'''

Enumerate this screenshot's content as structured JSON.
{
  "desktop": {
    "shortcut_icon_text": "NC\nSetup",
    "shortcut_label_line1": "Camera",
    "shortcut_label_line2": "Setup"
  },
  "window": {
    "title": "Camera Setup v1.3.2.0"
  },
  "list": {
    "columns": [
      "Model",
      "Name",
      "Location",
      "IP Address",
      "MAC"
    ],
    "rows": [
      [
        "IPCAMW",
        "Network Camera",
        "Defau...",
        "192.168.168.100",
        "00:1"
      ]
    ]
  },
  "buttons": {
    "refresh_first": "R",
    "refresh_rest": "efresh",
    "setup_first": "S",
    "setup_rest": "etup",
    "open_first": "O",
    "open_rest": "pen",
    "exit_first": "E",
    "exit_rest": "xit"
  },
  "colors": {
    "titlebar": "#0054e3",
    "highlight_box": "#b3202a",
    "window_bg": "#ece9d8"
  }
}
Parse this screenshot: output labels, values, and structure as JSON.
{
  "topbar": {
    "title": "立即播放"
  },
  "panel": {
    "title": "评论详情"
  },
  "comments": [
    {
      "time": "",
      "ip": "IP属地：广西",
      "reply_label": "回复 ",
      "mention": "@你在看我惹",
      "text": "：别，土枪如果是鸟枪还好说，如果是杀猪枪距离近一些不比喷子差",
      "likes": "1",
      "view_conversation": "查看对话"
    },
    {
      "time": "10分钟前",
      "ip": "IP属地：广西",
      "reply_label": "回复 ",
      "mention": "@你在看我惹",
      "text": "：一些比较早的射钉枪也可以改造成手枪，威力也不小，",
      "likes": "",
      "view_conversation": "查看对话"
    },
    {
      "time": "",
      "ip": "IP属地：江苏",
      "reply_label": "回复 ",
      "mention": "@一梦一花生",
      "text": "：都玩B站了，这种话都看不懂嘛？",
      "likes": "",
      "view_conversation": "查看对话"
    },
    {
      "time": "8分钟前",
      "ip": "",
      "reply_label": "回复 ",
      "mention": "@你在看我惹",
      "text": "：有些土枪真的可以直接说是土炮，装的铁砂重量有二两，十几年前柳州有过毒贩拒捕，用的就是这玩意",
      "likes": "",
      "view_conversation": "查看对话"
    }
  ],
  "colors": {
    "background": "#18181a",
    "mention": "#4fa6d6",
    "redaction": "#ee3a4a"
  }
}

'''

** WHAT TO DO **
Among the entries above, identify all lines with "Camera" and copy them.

** EXERCISE SOLUTION **
    "shortcut_label_line1": "Camera",
    "title": "Camera Setup v1.3.2.0"
        "Network Camera",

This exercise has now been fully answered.